(Records from a dataset)
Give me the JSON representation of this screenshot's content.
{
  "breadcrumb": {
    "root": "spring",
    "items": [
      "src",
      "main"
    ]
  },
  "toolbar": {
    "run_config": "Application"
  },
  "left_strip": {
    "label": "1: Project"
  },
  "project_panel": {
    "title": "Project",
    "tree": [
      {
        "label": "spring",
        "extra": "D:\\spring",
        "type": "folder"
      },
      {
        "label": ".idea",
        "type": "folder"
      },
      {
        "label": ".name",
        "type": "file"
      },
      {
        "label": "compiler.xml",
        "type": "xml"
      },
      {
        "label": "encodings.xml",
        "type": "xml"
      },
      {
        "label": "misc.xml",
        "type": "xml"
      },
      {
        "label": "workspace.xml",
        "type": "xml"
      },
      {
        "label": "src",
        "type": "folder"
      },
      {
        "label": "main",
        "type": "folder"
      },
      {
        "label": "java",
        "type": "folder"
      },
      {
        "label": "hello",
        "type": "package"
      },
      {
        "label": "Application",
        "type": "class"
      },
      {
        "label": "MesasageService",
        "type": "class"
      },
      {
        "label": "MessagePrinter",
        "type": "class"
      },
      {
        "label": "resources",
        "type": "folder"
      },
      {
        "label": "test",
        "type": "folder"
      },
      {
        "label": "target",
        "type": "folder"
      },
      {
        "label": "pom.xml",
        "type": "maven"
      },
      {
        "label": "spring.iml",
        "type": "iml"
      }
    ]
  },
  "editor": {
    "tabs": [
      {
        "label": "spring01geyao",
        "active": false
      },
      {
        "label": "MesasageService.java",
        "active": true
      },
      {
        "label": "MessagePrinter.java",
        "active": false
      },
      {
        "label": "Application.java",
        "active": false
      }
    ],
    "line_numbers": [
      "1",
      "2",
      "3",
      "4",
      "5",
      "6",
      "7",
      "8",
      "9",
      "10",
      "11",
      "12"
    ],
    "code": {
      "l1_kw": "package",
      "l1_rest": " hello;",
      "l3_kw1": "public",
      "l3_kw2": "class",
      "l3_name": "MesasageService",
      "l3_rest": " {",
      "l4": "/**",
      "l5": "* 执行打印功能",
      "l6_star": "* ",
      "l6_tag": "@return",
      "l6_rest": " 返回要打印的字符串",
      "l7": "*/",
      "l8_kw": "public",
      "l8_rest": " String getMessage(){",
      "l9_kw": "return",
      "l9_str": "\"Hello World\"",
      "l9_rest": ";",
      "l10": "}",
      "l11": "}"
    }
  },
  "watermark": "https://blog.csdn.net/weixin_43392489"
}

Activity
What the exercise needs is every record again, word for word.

Solution to the exercise
Give me the JSON representation of this screenshot's content.
{
  "breadcrumb": {
    "root": "spring",
    "items": [
      "src",
      "main"
    ]
  },
  "toolbar": {
    "run_config": "Application"
  },
  "left_strip": {
    "label": "1: Project"
  },
  "project_panel": {
    "title": "Project",
    "tree": [
      {
        "label": "spring",
        "extra": "D:\\spring",
        "type": "folder"
      },
      {
        "label": ".idea",
        "type": "folder"
      },
      {
        "label": ".name",
        "type": "file"
      },
      {
        "label": "compiler.xml",
        "type": "xml"
      },
      {
        "label": "encodings.xml",
        "type": "xml"
      },
      {
        "label": "misc.xml",
        "type": "xml"
      },
      {
        "label": "workspace.xml",
        "type": "xml"
      },
      {
        "label": "src",
        "type": "folder"
      },
      {
        "label": "main",
        "type": "folder"
      },
      {
        "label": "java",
        "type": "folder"
      },
      {
        "label": "hello",
        "type": "package"
      },
      {
        "label": "Application",
        "type": "class"
      },
      {
        "label": "MesasageService",
        "type": "class"
      },
      {
        "label": "MessagePrinter",
        "type": "class"
      },
      {
        "label": "resources",
        "type": "folder"
      },
      {
        "label": "test",
        "type": "folder"
      },
      {
        "label": "target",
        "type": "folder"
      },
      {
        "label": "pom.xml",
        "type": "maven"
      },
      {
        "label": "spring.iml",
        "type": "iml"
      }
    ]
  },
  "editor": {
    "tabs": [
      {
        "label": "spring01geyao",
        "active": false
      },
      {
        "label": "MesasageService.java",
        "active": true
      },
      {
        "label": "MessagePrinter.java",
        "active": false
      },
      {
        "label": "Application.java",
        "active": false
      }
    ],
    "line_numbers": [
      "1",
      "2",
      "3",
      "4",
      "5",
      "6",
      "7",
      "8",
      "9",
      "10",
      "11",
      "12"
    ],
    "code": {
      "l1_kw": "package",
      "l1_rest": " hello;",
      "l3_kw1": "public",
      "l3_kw2": "class",
      "l3_name": "MesasageService",
      "l3_rest": " {",
      "l4": "/**",
      "l5": "* 执行打印功能",
      "l6_star": "* ",
      "l6_tag": "@return",
      "l6_rest": " 返回要打印的字符串",
      "l7": "*/",
      "l8_kw": "public",
      "l8_rest": " String getMessage(){",
      "l9_kw": "return",
      "l9_str": "\"Hello World\"",
      "l9_rest": ";",
      "l10": "}",
      "l11": "}"
    }
  },
  "watermark": "https://blog.csdn.net/weixin_43392489"
}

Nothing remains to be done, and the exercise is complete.